When discussing activities done during free time, art and sports quickly pop up in our minds. Within UNIS sports teams, as in most athletic teams, there’s a separation between female and male disciplines. You would think that given the opportunity, girls and boys might want to come together and bond over the same sport, but judging by the member lists of sports clubs in our Tutorial House, this isn’t often the case. We have clubs like Table Tennis Club and Climbing Club which are widely male-dominated, with the exception of only a couple of female students per club, the first one being composed of more than 30 students. It seems unlikely that more girls wouldn’t be interested in table tennis, but the existing male dominance within the club might make it uncomfortable for these students to join and participate.

On the other hand, we find art to be stereotypically female-dominated. People tend to think that teenage girls are more artistic and more creative, however, this can’t be generalized to everyone. If you walk into any UNIS art classroom, or if you went to the IB Art Gallery last weekend, you will have seen wonderful art created regardless of gender. Yet it seems as though male students often avoid art, and drop the class as soon as they get the chance to. I say this judging from the number of boys in my art class when it became an elective once we entered Tutorial House; it was one boy and at least twelve girls. At the UNIS Art Club, the ratio doesn’t improve much. It has around five times more female than male members.

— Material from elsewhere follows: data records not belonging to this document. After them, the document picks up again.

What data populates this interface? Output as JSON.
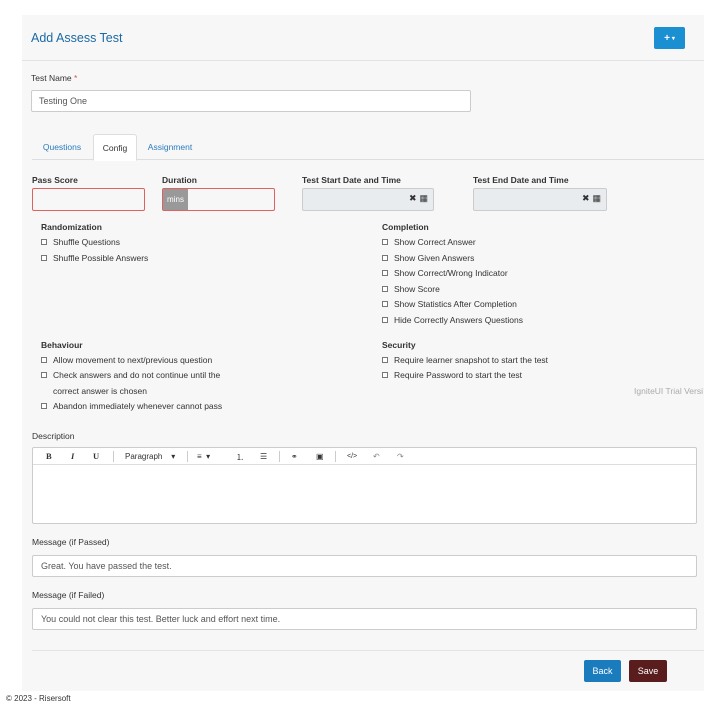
{
  "page": {
    "title": "Add Assess Test",
    "add_button_label": "+",
    "footer": "© 2023 - Risersoft",
    "trial_text": "IgniteUI Trial Versi"
  },
  "test_name": {
    "label": "Test Name",
    "required_mark": "*",
    "value": "Testing One"
  },
  "tabs": [
    {
      "label": "Questions",
      "active": false
    },
    {
      "label": "Config",
      "active": true
    },
    {
      "label": "Assignment",
      "active": false
    }
  ],
  "config": {
    "pass_score_label": "Pass Score",
    "duration_label": "Duration",
    "duration_unit": "mins",
    "start_label": "Test Start Date and Time",
    "end_label": "Test End Date and Time",
    "clear_icon": "✖",
    "calendar_icon": "▦"
  },
  "randomization": {
    "heading": "Randomization",
    "items": [
      "Shuffle Questions",
      "Shuffle Possible Answers"
    ]
  },
  "completion": {
    "heading": "Completion",
    "items": [
      "Show Correct Answer",
      "Show Given Answers",
      "Show Correct/Wrong Indicator",
      "Show Score",
      "Show Statistics After Completion",
      "Hide Correctly Answers Questions"
    ]
  },
  "behaviour": {
    "heading": "Behaviour",
    "items": [
      "Allow movement to next/previous question",
      "Check answers and do not continue until the",
      "correct answer is chosen",
      "Abandon immediately whenever cannot pass"
    ]
  },
  "security": {
    "heading": "Security",
    "items": [
      "Require learner snapshot to start the test",
      "Require Password to start the test"
    ]
  },
  "description": {
    "label": "Description",
    "toolbar": {
      "bold": "B",
      "italic": "I",
      "underline": "U",
      "paragraph": "Paragraph",
      "align": "≡",
      "ordered_list": "⒈",
      "bullet_list": "☰",
      "link": "⚭",
      "image": "▣",
      "code": "</>",
      "undo": "↶",
      "redo": "↷",
      "caret": "▾"
    }
  },
  "message_passed": {
    "label": "Message (if Passed)",
    "value": "Great. You have passed the test."
  },
  "message_failed": {
    "label": "Message (if Failed)",
    "value": "You could not clear this test. Better luck and effort next time."
  },
  "actions": {
    "back": "Back",
    "save": "Save"
  },
  "colors": {
    "title": "#1b6aa5",
    "add_button": "#1a8fd1",
    "back_button": "#1a7bbd",
    "save_button": "#5a1d1d",
    "error_border": "#e06161"
  }
}
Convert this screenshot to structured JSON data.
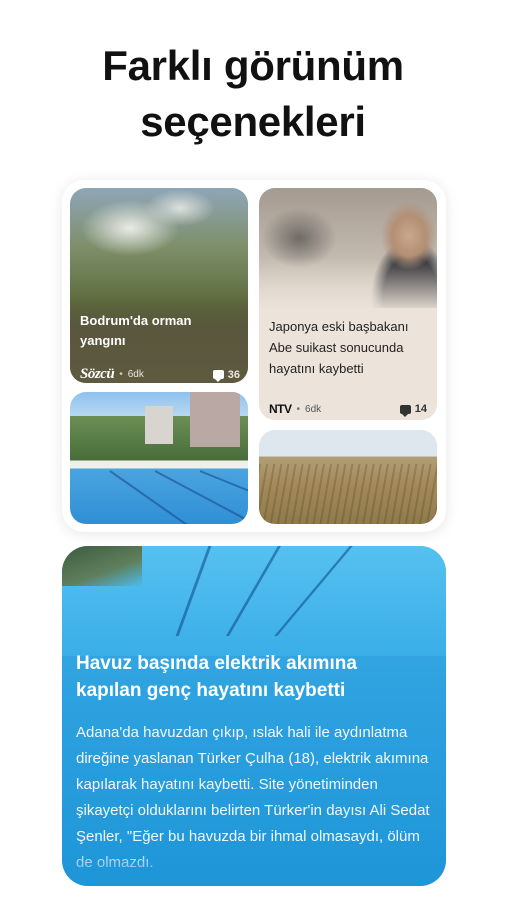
{
  "headline": "Farklı görünüm seçenekleri",
  "cards": [
    {
      "title": "Bodrum'da orman yangını",
      "source": "Sözcü",
      "age": "6dk",
      "comments": "36",
      "accent": "#5e5a40"
    },
    {
      "title": "Japonya eski başbakanı Abe suikast sonucunda hayatını kaybetti",
      "source": "NTV",
      "age": "6dk",
      "comments": "14",
      "accent": "#ece4da"
    }
  ],
  "featured": {
    "title": "Havuz başında elektrik akımına kapılan genç hayatını kaybetti",
    "body": "Adana'da havuzdan çıkıp, ıslak hali ile aydınlatma direğine yaslanan Türker Çulha (18), elektrik akımına kapılarak hayatını kaybetti. Site yönetiminden şikayetçi olduklarını belirten Türker'in dayısı Ali Sedat Şenler, \"Eğer bu havuzda bir ihmal olmasaydı, ölüm de olmazdı.",
    "accent": "#2fa2e0"
  }
}
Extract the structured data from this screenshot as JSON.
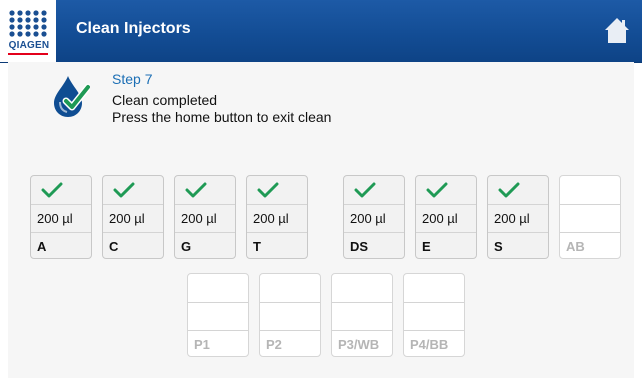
{
  "header": {
    "logo_text": "QIAGEN",
    "title": "Clean Injectors",
    "home_icon": "home-icon"
  },
  "status": {
    "icon": "water-drop-check-icon",
    "step": "Step 7",
    "line1": "Clean completed",
    "line2": "Press the home button to exit clean"
  },
  "reagents": [
    {
      "name": "A",
      "volume": "200 µl",
      "done": true
    },
    {
      "name": "C",
      "volume": "200 µl",
      "done": true
    },
    {
      "name": "G",
      "volume": "200 µl",
      "done": true
    },
    {
      "name": "T",
      "volume": "200 µl",
      "done": true
    },
    {
      "name": "DS",
      "volume": "200 µl",
      "done": true
    },
    {
      "name": "E",
      "volume": "200 µl",
      "done": true
    },
    {
      "name": "S",
      "volume": "200 µl",
      "done": true
    },
    {
      "name": "AB",
      "volume": "",
      "done": false
    }
  ],
  "ports": [
    {
      "name": "P1",
      "volume": "",
      "done": false
    },
    {
      "name": "P2",
      "volume": "",
      "done": false
    },
    {
      "name": "P3/WB",
      "volume": "",
      "done": false
    },
    {
      "name": "P4/BB",
      "volume": "",
      "done": false
    }
  ],
  "colors": {
    "header_blue": "#134d95",
    "accent_blue": "#1c6fb5",
    "check_green": "#1f9a55",
    "logo_red": "#e3001b"
  }
}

As in choosing IB classes, when selecting what clubs to join, students not only take into account their personal interests but also consider who will be in that club and whether there will be or not a gender disparity. This was evident in many of the examples seen above. Clubs with female leaders tend to have more female members, and the same occurs the other way around. Additionally, most students join clubs based on if their friends are joining, which can also contribute to enhancing this gender disparity if their friends are mainly of the same gender as them. Nevertheless, it’s still evident that clubs reflect student interest, and student interest seems to be very unbalanced for some fields, based on gender. Although you’re free to choose whatever club to join, you shouldn’t feel intimidated to join a club because most members are boys or girls. If you instead make your decision based on your true interests, you might be diverging from the gender binaries that have divided our school walls, and continue to do so.

Ultimately, the longevity of gender systems and gender roles in our larger society and within UNIS as a sub-society is a large contributing factor in what we choose to pursue. Feeling comfortable and listened to, being challenged in the right ways, and fostering the correct environment all come down to understanding that these ‘gender systems’ are, as we said, socially constructed. There is no right or wrong way to go about a certain field, nor is there a subject or subject area that is best suited for an entire demographic of people over another.